»»

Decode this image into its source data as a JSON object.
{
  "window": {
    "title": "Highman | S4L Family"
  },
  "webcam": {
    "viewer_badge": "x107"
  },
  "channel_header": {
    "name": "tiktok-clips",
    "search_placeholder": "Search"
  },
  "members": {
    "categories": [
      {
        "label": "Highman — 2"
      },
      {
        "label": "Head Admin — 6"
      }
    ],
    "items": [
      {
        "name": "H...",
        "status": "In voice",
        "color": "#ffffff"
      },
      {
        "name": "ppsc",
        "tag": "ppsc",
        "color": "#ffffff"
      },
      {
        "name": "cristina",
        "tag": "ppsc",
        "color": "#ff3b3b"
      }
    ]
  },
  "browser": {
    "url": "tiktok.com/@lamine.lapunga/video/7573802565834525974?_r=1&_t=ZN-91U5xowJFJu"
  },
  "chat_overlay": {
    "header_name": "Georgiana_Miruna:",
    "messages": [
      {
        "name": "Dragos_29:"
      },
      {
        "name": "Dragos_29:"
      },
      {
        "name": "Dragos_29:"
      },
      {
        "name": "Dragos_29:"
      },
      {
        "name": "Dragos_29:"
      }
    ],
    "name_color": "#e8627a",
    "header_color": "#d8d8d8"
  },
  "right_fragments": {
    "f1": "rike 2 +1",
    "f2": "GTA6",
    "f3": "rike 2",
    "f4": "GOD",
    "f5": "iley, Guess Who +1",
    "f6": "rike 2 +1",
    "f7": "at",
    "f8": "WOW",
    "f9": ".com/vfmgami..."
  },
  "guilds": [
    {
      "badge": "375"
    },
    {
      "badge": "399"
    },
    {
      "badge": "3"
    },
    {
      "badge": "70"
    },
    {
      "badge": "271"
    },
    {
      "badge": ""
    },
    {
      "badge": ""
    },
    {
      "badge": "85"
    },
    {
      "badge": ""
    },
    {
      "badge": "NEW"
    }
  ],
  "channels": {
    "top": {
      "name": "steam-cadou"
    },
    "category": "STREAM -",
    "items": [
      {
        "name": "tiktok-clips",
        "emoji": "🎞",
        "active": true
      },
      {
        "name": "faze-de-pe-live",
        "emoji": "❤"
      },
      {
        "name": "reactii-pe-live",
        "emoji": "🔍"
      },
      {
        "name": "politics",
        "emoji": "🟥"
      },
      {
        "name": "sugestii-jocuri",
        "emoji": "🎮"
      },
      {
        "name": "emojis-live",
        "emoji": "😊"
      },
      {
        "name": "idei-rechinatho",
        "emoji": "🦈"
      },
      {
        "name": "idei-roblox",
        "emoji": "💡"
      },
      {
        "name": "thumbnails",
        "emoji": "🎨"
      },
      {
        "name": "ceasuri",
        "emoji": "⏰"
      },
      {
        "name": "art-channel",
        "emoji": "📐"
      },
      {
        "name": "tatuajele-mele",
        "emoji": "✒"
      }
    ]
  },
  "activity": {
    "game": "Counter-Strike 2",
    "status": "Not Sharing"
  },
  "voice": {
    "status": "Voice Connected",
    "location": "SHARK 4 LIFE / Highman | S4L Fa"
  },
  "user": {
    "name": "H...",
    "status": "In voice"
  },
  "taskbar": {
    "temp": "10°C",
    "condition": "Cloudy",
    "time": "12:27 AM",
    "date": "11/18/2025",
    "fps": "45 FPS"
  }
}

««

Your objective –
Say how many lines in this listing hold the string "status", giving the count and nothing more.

Solution below –
4